by Vénus Khoury-Ghata

D’oú viennent les mots? de quel frottement de sons sont-ils nés à quel silex allumaient-ils leur mèche quels vents les ont convoyés jusqu’à nos bouches

Leur passé est bruissement de silences retenus barrissement de matières en fusion grognement d’eaux mauvaises

Parfois Ils s’étrécissent en cri se dilatent en lamentations deviennent buée sur les vitres des maisons mortes se cristallisent pépites de chagrin sur les lèvres mortes se fixent sur une étoile déchue creusent leur trou dans le rien aspirent les âmes égarées

Les mots sont des larmes pierreuses les clés des portes initiales ils maugréaient dans les cavernes prêtaient leur vacarme aux tempêtes leur silence au pain enfourné vivant

by Vénus Khoury-Ghata
translated by Marilyn Hacker

Where do words come from?
from what rubbing of sounds are they born
on what flint do they light their wicks
what winds brought them into our mouths

Their past is the rustling of stifled silences
the trumpeting of molten elements
the grunting of stagnant waters

Sometimes
they grip each other with a cry
expand into lamentations
become mist on the windows of dead houses
crystallize into chips of grief on dead lips
attach themselves to a fallen star
dig their hole in nothingness
breathe out strayed souls
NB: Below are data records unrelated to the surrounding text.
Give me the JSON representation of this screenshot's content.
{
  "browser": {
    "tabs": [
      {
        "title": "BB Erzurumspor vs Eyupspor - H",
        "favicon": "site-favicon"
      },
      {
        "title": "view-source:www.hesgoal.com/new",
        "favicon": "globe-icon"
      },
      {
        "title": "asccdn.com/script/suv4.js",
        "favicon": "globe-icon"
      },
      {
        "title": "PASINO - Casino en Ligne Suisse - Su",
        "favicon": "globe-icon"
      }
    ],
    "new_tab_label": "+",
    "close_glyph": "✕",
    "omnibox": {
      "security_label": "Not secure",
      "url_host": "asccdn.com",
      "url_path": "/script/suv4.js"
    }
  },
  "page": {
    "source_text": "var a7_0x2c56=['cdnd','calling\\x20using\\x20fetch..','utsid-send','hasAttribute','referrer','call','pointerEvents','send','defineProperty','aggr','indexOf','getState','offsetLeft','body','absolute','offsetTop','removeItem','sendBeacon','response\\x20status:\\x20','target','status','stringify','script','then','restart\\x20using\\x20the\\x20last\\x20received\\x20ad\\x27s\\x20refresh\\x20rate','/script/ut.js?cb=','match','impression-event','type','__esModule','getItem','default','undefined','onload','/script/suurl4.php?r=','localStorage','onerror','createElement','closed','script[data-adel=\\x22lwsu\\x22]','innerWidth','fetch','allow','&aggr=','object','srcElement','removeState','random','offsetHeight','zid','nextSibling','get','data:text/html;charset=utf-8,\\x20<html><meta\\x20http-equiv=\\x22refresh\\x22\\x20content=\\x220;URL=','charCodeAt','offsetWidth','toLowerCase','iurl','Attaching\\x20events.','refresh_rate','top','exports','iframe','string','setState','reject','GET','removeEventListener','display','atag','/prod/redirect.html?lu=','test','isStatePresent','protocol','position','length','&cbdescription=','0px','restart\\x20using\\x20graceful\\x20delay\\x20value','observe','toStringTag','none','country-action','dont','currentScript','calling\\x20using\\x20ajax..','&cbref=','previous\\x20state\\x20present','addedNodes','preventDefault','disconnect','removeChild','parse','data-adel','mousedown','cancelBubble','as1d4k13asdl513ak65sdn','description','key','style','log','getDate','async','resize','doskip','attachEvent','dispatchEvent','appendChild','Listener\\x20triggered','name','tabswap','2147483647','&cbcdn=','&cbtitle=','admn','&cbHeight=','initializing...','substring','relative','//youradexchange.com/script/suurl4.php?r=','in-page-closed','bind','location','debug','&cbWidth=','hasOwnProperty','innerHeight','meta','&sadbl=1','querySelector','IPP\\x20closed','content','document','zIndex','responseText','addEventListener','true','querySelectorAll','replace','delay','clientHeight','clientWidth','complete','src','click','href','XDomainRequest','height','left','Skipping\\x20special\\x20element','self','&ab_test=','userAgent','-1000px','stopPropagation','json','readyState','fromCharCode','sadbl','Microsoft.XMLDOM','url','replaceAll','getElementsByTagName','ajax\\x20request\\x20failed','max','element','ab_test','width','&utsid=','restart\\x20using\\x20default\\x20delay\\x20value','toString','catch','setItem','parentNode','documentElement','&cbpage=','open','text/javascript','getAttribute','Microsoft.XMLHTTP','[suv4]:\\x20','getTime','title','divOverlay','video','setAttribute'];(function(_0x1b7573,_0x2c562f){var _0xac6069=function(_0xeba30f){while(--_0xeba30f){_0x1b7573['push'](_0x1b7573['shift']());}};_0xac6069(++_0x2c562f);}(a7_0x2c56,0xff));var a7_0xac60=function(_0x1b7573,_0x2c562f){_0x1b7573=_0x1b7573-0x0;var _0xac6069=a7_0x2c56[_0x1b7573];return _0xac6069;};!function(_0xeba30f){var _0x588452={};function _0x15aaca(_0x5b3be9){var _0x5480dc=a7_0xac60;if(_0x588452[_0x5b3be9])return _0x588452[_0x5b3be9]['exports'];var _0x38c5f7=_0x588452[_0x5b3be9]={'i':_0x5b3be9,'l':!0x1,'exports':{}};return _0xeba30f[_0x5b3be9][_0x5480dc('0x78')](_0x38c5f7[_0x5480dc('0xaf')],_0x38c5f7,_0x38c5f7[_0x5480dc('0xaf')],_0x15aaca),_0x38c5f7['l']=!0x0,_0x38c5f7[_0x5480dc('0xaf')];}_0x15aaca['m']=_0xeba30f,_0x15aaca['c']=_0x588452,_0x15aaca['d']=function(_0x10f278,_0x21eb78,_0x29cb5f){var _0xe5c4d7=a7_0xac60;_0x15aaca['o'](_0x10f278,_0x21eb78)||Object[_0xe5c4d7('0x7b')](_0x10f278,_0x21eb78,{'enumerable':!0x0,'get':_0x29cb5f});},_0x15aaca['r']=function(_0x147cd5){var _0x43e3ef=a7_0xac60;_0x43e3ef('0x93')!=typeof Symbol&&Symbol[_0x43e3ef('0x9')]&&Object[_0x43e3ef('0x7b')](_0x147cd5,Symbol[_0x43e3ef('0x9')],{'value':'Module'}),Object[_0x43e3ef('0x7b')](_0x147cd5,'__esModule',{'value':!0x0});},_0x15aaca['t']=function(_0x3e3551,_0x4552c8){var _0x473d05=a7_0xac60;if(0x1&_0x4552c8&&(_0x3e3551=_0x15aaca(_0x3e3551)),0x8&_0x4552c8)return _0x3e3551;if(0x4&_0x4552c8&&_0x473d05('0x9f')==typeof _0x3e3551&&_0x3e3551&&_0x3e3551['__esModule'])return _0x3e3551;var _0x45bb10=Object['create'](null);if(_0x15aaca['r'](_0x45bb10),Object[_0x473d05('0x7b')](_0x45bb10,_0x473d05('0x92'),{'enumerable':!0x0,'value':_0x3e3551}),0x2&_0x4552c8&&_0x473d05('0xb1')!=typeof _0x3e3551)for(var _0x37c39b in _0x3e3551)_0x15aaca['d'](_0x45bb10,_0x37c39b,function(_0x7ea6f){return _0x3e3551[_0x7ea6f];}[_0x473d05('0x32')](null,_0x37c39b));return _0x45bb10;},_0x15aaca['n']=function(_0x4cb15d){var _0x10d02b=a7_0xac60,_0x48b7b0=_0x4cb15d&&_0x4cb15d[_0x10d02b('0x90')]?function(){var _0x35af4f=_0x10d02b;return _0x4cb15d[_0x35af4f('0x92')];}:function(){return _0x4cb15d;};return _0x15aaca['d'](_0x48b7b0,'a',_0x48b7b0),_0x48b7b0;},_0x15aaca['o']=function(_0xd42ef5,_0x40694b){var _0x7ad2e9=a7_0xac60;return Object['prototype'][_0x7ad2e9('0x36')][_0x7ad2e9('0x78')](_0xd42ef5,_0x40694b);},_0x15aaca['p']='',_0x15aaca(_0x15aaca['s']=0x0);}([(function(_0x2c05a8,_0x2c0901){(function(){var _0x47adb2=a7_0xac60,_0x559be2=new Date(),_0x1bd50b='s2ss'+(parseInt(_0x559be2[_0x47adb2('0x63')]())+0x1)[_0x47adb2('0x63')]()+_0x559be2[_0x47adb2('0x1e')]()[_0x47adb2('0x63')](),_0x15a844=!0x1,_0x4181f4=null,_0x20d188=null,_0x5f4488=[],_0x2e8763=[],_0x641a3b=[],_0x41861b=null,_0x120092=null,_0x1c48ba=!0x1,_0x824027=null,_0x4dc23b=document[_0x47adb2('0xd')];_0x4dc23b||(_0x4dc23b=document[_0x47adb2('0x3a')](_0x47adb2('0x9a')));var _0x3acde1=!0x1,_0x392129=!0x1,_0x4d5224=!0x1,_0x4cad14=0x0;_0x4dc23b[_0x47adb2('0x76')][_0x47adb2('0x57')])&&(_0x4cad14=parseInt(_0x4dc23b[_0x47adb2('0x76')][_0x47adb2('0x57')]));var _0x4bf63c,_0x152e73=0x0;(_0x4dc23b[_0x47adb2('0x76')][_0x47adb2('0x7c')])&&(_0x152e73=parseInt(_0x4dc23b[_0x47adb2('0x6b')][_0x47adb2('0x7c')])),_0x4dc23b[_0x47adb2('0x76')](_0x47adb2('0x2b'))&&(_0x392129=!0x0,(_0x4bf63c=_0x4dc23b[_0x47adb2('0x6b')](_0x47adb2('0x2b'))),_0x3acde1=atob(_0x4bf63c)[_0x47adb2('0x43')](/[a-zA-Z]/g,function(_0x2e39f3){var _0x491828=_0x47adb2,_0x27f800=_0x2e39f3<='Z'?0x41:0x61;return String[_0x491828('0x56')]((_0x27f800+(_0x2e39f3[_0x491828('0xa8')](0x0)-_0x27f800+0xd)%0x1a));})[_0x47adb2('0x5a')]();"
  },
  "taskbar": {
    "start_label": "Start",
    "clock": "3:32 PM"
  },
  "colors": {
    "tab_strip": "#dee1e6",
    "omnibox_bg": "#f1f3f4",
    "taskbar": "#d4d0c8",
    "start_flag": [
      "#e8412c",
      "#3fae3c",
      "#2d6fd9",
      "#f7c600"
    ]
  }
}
Words are rocky tears
the keys to the first doors
they grumble in caverns
lend their ruckus to storms
their silence to bread that’s ovened alive